I made a meme using Adobe Firefly in Photoshop to express how I’ve been feeling lately:

I tried to get it to do a willow, but it didn’t quite nail the form. Though it’s not so far off either. Good enough for government work.

Everywhere I go, I’m looking through hedgespace-colored glasses, my brain somehow just on auto-pilot seeking out especially trees that were recently – or not so recently – cut, and which have started to grow back. Few people here are coppicing intentionally, that I have been able to find. But there is some pollarding of hedges, and some general pruning. Plus all the red dogwoods, my brain/eye is drawn right to those. So I took the liberty of taking a bunch of cuttings and am trying to boost them up on the property and nearby.

I’ve been thinking a lot too about this line from Obi Wan Kenobi in whichever Star Wars movie it is where they rescue Captain Kirk. This one:

Kenobi says to Vader, “If you strike me down, I shall become more powerful than you can possibly imagine.” Different people seem to have different takes on what this means, most people hand-waving it out to something something force ghosts. None of those explanations feel as right to me as the one I’ve come up with that links it to coppicing

For the purposes of illustration, I’ll just grab one of the Wikipedia images here of a coppiced stool re-sprouting a year after coppicing:

Coppicing (and pollarding) really does feel like magic. It just grows back. Like, wtf? And I’ve been left wondering also, while we’re talking about Obi Wan, is this also what happened to Gandalf? Like when he went from Grey to White in the pit in the Mines of Moria fighting the Balrog? He too got coppiced, cut down to the base, returning to the Life Force underneath, and re-sprouting in a multiplied form…

I’m no expert but I’ve read that there is at least one tree which has been coppiced continually in Great Britain for 1,000 years. Coppicing can in some cases greatly extend the life of compatible trees. This and about a billion other reasons make this practice extremely interesting to me right now.

Consider also the related case of clonal colonies, such as the Pando tree:
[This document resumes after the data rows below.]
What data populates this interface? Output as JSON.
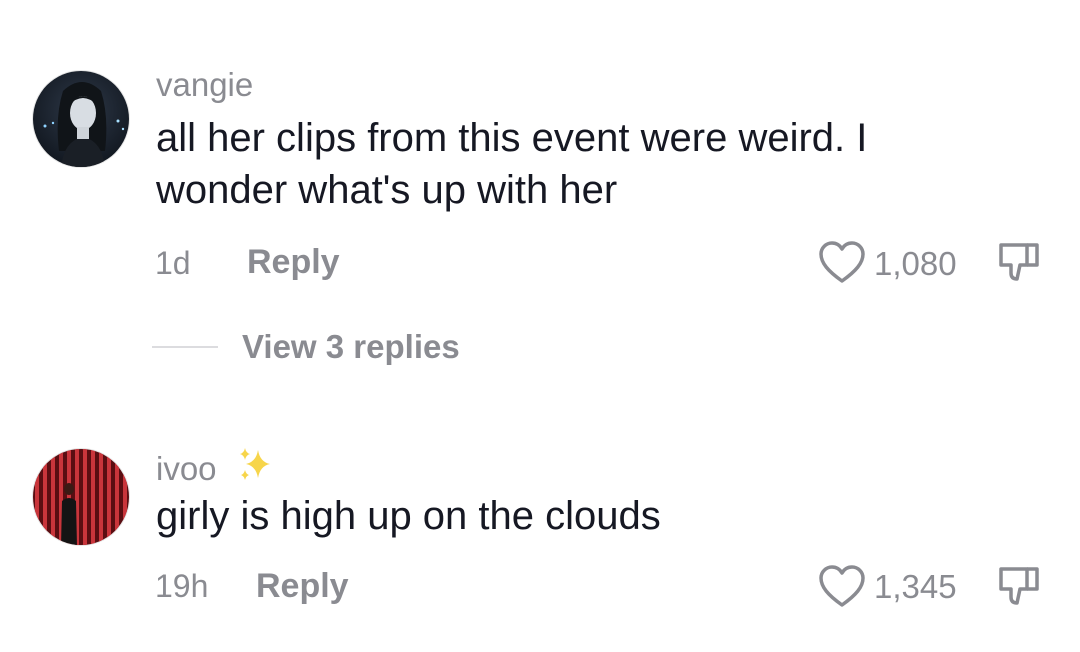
{
  "comments": [
    {
      "username": "vangie",
      "text_lines": [
        "all her clips from this event were weird. I",
        "wonder what's up with her"
      ],
      "time": "1d",
      "reply_label": "Reply",
      "like_count": "1,080",
      "like_icon": "heart-outline-icon",
      "dislike_icon": "thumbs-down-icon",
      "avatar": "avatar-anime-woman"
    },
    {
      "username": "ivoo",
      "username_decoration": "sparkles-emoji",
      "text_lines": [
        "girly is high up on the clouds"
      ],
      "time": "19h",
      "reply_label": "Reply",
      "like_count": "1,345",
      "like_icon": "heart-outline-icon",
      "dislike_icon": "thumbs-down-icon",
      "avatar": "avatar-red-striped"
    }
  ],
  "view_replies_label": "View 3 replies",
  "colors": {
    "primary_text": "#161823",
    "secondary_text": "#8a8b91",
    "background": "#ffffff"
  }
}
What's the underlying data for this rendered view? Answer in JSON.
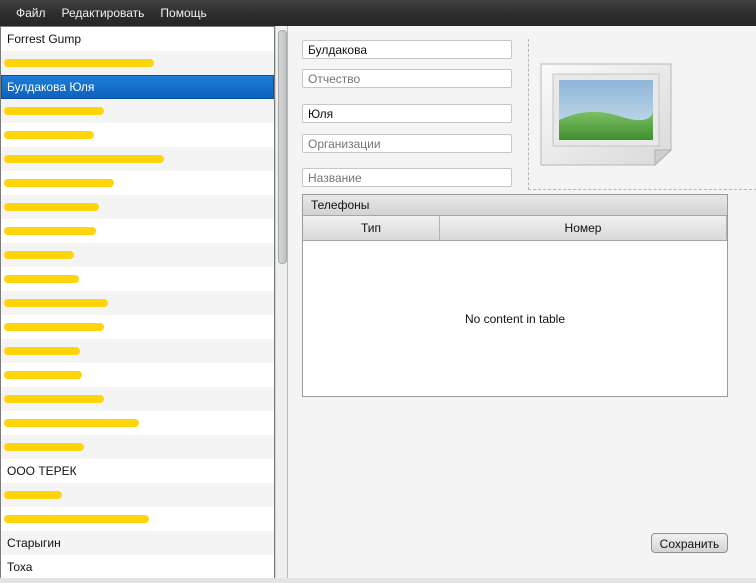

A clonal colony or genet is a group of genetically identical individuals, such as plants, fungi, or bacteria, that have grown in a given location, all originating vegetatively, not sexually, from a single ancestor. In plants, an individual in such a population is referred to as a ramet. In fungi, “individuals” typically refers to the visible fruiting bodies or mushrooms that develop from a common mycelium which, although spread over a large area, is otherwise hidden in the soil. Clonal colonies are common in many plant species. […] Above ground, these plants most often appear to be distinct individuals, but underground they remain interconnected and are all clones of the same plant.

And, re: Pando, the super-tree:

A male clonal organism, Pando has an estimated 47,000 stems (ramets) that appear as individual trees, but are connected by a root system that spans 106 acres. Pando is the largest tree by weight and landmass and, is the largest known aspen clone. Pando was identified as a single living organism because each of its stems possesses identical genetic markers.[2] The massive interconnected root system coordinates energy production, defense and regeneration across its expanse.

See also: suckers, for another related phenomenon.

What’s so amazing to me about all this beyond all the ecological stuff is the green woodworking side, where you can participate in not only the life cycle of the plant (and perpetuate it through propagating and coppicing), but you also get to play with usable harvests that become functional objects through transformations you apply to them. And it becomes something like what they call an ‘industry’ in archaeology, but with wood materials, processes, products, instead of stone.

I’m also really curious about arborsculpture, which I learned about last night. This is one of the best article/interviews I found on that topic of employing tree’s natural grafting capacities to basically “grow” furniture. Amazing. Here’s the wiki page for tree shaping, which has some great starter photos. A couple videos below shed some more light on this topic: